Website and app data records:
════════════════
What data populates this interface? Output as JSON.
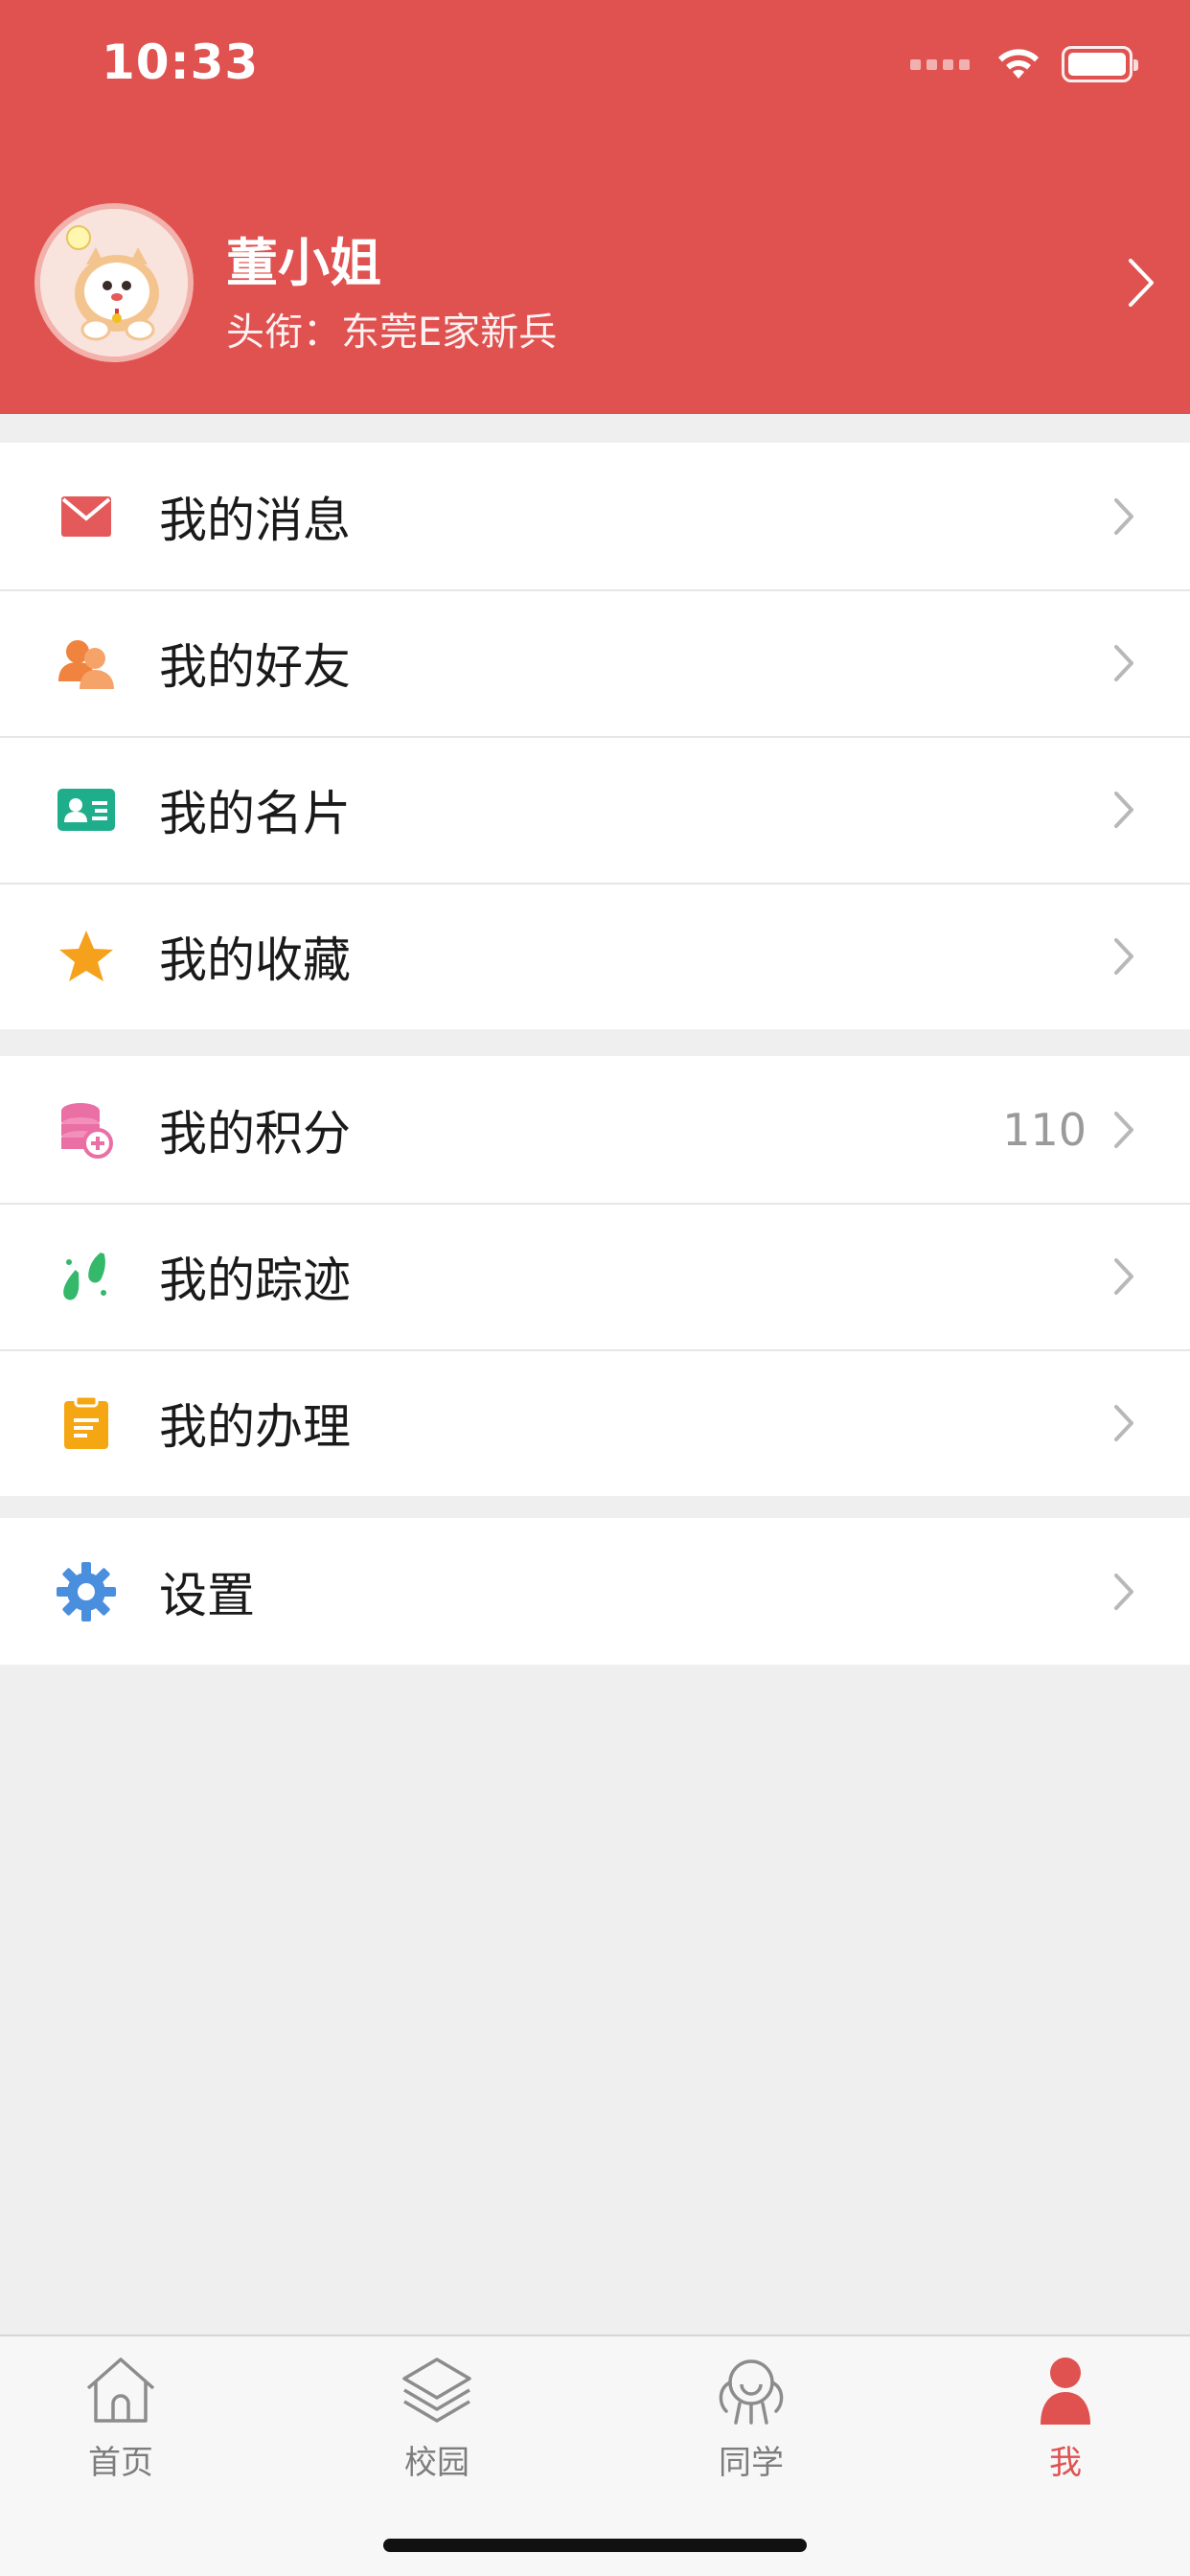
{
  "status_bar": {
    "time": "10:33"
  },
  "profile": {
    "name": "董小姐",
    "title": "头衔：东莞E家新兵"
  },
  "menu_groups": [
    {
      "items": [
        {
          "label": "我的消息",
          "icon": "envelope-icon",
          "color": "#e4595a"
        },
        {
          "label": "我的好友",
          "icon": "friends-icon",
          "color": "#f0833e"
        },
        {
          "label": "我的名片",
          "icon": "id-card-icon",
          "color": "#1fae8c"
        },
        {
          "label": "我的收藏",
          "icon": "star-icon",
          "color": "#f6a11b"
        }
      ]
    },
    {
      "items": [
        {
          "label": "我的积分",
          "value": "110",
          "icon": "coins-icon",
          "color": "#ea6fa5"
        },
        {
          "label": "我的踪迹",
          "icon": "footprints-icon",
          "color": "#34b86a"
        },
        {
          "label": "我的办理",
          "icon": "clipboard-icon",
          "color": "#f5a713"
        }
      ]
    },
    {
      "items": [
        {
          "label": "设置",
          "icon": "gear-icon",
          "color": "#4a8fdd"
        }
      ]
    }
  ],
  "tabbar": {
    "tabs": [
      {
        "label": "首页",
        "icon": "home-icon",
        "active": false
      },
      {
        "label": "校园",
        "icon": "layers-icon",
        "active": false
      },
      {
        "label": "同学",
        "icon": "classmates-icon",
        "active": false
      },
      {
        "label": "我",
        "icon": "person-icon",
        "active": true
      }
    ],
    "active_color": "#df5250"
  },
  "colors": {
    "brand": "#df5250",
    "background": "#efefef"
  }
}
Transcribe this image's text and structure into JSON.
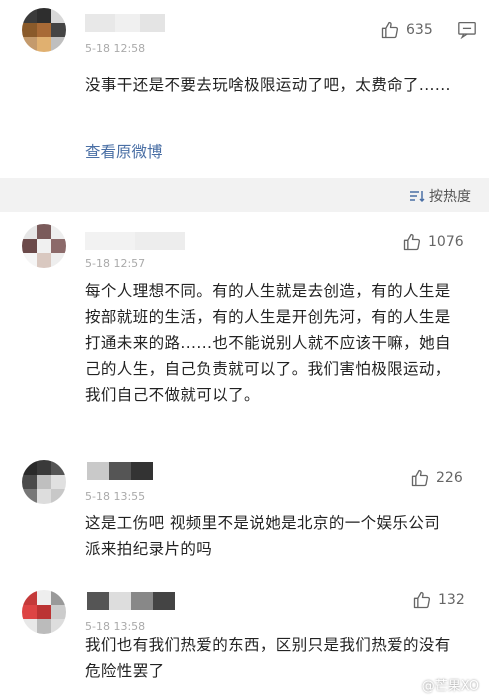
{
  "top_comment": {
    "time": "5-18 12:58",
    "like_count": "635",
    "text": "没事干还是不要去玩啥极限运动了吧，太费命了......",
    "view_original": "查看原微博"
  },
  "sort": {
    "label": "按热度"
  },
  "comments": [
    {
      "time": "5-18 12:57",
      "like_count": "1076",
      "text": "每个人理想不同。有的人生就是去创造，有的人生是按部就班的生活，有的人生是开创先河，有的人生是打通未来的路......也不能说别人就不应该干嘛，她自己的人生，自己负责就可以了。我们害怕极限运动，我们自己不做就可以了。"
    },
    {
      "time": "5-18 13:55",
      "like_count": "226",
      "text": "这是工伤吧 视频里不是说她是北京的一个娱乐公司派来拍纪录片的吗"
    },
    {
      "time": "5-18 13:58",
      "like_count": "132",
      "text": "我们也有我们热爱的东西，区别只是我们热爱的没有危险性罢了"
    }
  ],
  "watermark": "@芒果XO",
  "colors": {
    "link": "#4a6fa5",
    "background": "#f2f2f2"
  }
}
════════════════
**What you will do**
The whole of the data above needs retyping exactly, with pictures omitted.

**Your solution**
What data populates this interface? Output as JSON.
{
  "status_bar": {
    "time": "10:33"
  },
  "profile": {
    "name": "董小姐",
    "title": "头衔：东莞E家新兵"
  },
  "menu_groups": [
    {
      "items": [
        {
          "label": "我的消息",
          "icon": "envelope-icon",
          "color": "#e4595a"
        },
        {
          "label": "我的好友",
          "icon": "friends-icon",
          "color": "#f0833e"
        },
        {
          "label": "我的名片",
          "icon": "id-card-icon",
          "color": "#1fae8c"
        },
        {
          "label": "我的收藏",
          "icon": "star-icon",
          "color": "#f6a11b"
        }
      ]
    },
    {
      "items": [
        {
          "label": "我的积分",
          "value": "110",
          "icon": "coins-icon",
          "color": "#ea6fa5"
        },
        {
          "label": "我的踪迹",
          "icon": "footprints-icon",
          "color": "#34b86a"
        },
        {
          "label": "我的办理",
          "icon": "clipboard-icon",
          "color": "#f5a713"
        }
      ]
    },
    {
      "items": [
        {
          "label": "设置",
          "icon": "gear-icon",
          "color": "#4a8fdd"
        }
      ]
    }
  ],
  "tabbar": {
    "tabs": [
      {
        "label": "首页",
        "icon": "home-icon",
        "active": false
      },
      {
        "label": "校园",
        "icon": "layers-icon",
        "active": false
      },
      {
        "label": "同学",
        "icon": "classmates-icon",
        "active": false
      },
      {
        "label": "我",
        "icon": "person-icon",
        "active": true
      }
    ],
    "active_color": "#df5250"
  },
  "colors": {
    "brand": "#df5250",
    "background": "#efefef"
  }
}
Transcribe this image's text and structure into JSON.
{
  "top_comment": {
    "time": "5-18 12:58",
    "like_count": "635",
    "text": "没事干还是不要去玩啥极限运动了吧，太费命了......",
    "view_original": "查看原微博"
  },
  "sort": {
    "label": "按热度"
  },
  "comments": [
    {
      "time": "5-18 12:57",
      "like_count": "1076",
      "text": "每个人理想不同。有的人生就是去创造，有的人生是按部就班的生活，有的人生是开创先河，有的人生是打通未来的路......也不能说别人就不应该干嘛，她自己的人生，自己负责就可以了。我们害怕极限运动，我们自己不做就可以了。"
    },
    {
      "time": "5-18 13:55",
      "like_count": "226",
      "text": "这是工伤吧 视频里不是说她是北京的一个娱乐公司派来拍纪录片的吗"
    },
    {
      "time": "5-18 13:58",
      "like_count": "132",
      "text": "我们也有我们热爱的东西，区别只是我们热爱的没有危险性罢了"
    }
  ],
  "watermark": "@芒果XO",
  "colors": {
    "link": "#4a6fa5",
    "background": "#f2f2f2"
  }
}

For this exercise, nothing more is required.